▶ Task
Search the material for the string "true", then show every line where it turns up.

:: Supplied information

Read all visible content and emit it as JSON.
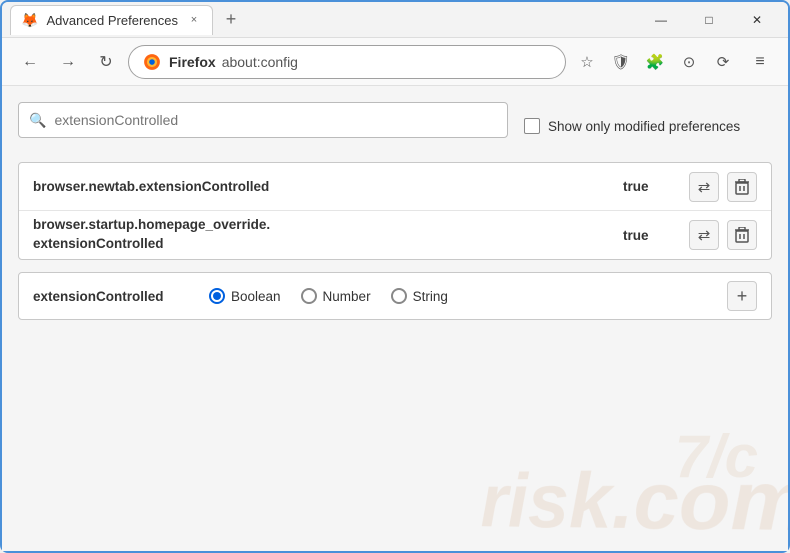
{
  "window": {
    "title": "Advanced Preferences",
    "tab_close": "×",
    "tab_new": "+",
    "minimize": "—",
    "maximize": "□",
    "close": "✕"
  },
  "nav": {
    "back": "←",
    "forward": "→",
    "reload": "↻",
    "firefox_label": "Firefox",
    "address": "about:config",
    "bookmark": "☆",
    "shield": "🛡",
    "extension": "🧩",
    "download": "⊙",
    "sync": "⟳",
    "menu": "≡"
  },
  "search": {
    "placeholder": "extensionControlled",
    "value": "extensionControlled",
    "show_modified_label": "Show only modified preferences"
  },
  "preferences": [
    {
      "name": "browser.newtab.extensionControlled",
      "value": "true",
      "multiline": false
    },
    {
      "name_line1": "browser.startup.homepage_override.",
      "name_line2": "extensionControlled",
      "value": "true",
      "multiline": true
    }
  ],
  "new_pref": {
    "name": "extensionControlled",
    "radio_options": [
      "Boolean",
      "Number",
      "String"
    ],
    "selected": "Boolean",
    "add_btn": "+"
  },
  "icons": {
    "search": "🔍",
    "reset": "⇄",
    "delete": "🗑",
    "radio_selected": "●",
    "radio_empty": "○"
  }
}
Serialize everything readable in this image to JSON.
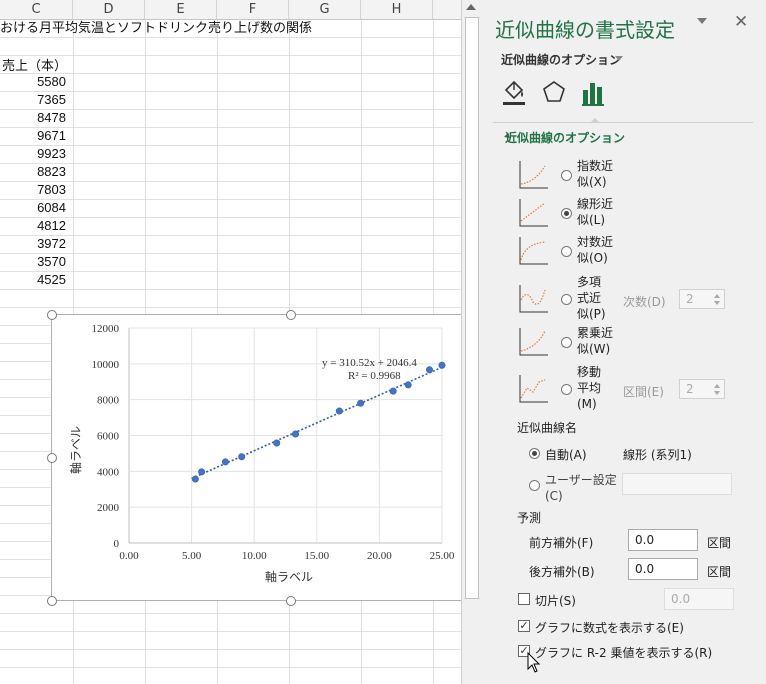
{
  "sheet": {
    "columns": [
      "C",
      "D",
      "E",
      "F",
      "G",
      "H"
    ],
    "title_text": "おける月平均気温とソフトドリンク売り上げ数の関係",
    "header_cell": "売上（本）",
    "values": [
      "5580",
      "7365",
      "8478",
      "9671",
      "9923",
      "8823",
      "7803",
      "6084",
      "4812",
      "3972",
      "3570",
      "4525"
    ]
  },
  "chart": {
    "equation": "y = 310.52x + 2046.4",
    "r2": "R² = 0.9968",
    "xlabel": "軸ラベル",
    "ylabel": "軸ラベル",
    "x_ticks": [
      "0.00",
      "5.00",
      "10.00",
      "15.00",
      "20.00",
      "25.00"
    ],
    "y_ticks": [
      "0",
      "2000",
      "4000",
      "6000",
      "8000",
      "10000",
      "12000"
    ]
  },
  "chart_data": {
    "type": "scatter",
    "title": "",
    "xlabel": "軸ラベル",
    "ylabel": "軸ラベル",
    "xlim": [
      0,
      25
    ],
    "ylim": [
      0,
      12000
    ],
    "grid": true,
    "series": [
      {
        "points": [
          [
            5.3,
            3570
          ],
          [
            5.8,
            3972
          ],
          [
            7.7,
            4525
          ],
          [
            9.0,
            4812
          ],
          [
            11.8,
            5580
          ],
          [
            13.3,
            6084
          ],
          [
            16.8,
            7365
          ],
          [
            18.5,
            7803
          ],
          [
            21.1,
            8478
          ],
          [
            22.3,
            8823
          ],
          [
            24.0,
            9671
          ],
          [
            25.0,
            9923
          ]
        ]
      }
    ],
    "trendline": {
      "type": "linear",
      "slope": 310.52,
      "intercept": 2046.4,
      "r2": 0.9968,
      "x_range": [
        5.0,
        25.0
      ]
    }
  },
  "pane": {
    "title": "近似曲線の書式設定",
    "options_selector": "近似曲線のオプション",
    "section": "近似曲線のオプション",
    "trend_options": [
      {
        "label": "指数近\n似(X)"
      },
      {
        "label": "線形近\n似(L)"
      },
      {
        "label": "対数近\n似(O)"
      },
      {
        "label": "多項\n式近\n似(P)",
        "extra_label": "次数(D)",
        "extra_value": "2"
      },
      {
        "label": "累乗近\n似(W)"
      },
      {
        "label": "移動\n平均\n(M)",
        "extra_label": "区間(E)",
        "extra_value": "2"
      }
    ],
    "name_header": "近似曲線名",
    "auto_label": "自動(A)",
    "auto_value": "線形 (系列1)",
    "custom_label": "ユーザー設定\n(C)",
    "forecast_header": "予測",
    "forward_label": "前方補外(F)",
    "forward_value": "0.0",
    "backward_label": "後方補外(B)",
    "backward_value": "0.0",
    "period_unit": "区間",
    "intercept_label": "切片(S)",
    "intercept_value": "0.0",
    "show_equation_label": "グラフに数式を表示する(E)",
    "show_r2_label": "グラフに R-2 乗値を表示する(R)"
  }
}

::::

▶ Result below
      "value": "true",
      "value": "true",
      "multiline": true
    "grid": true,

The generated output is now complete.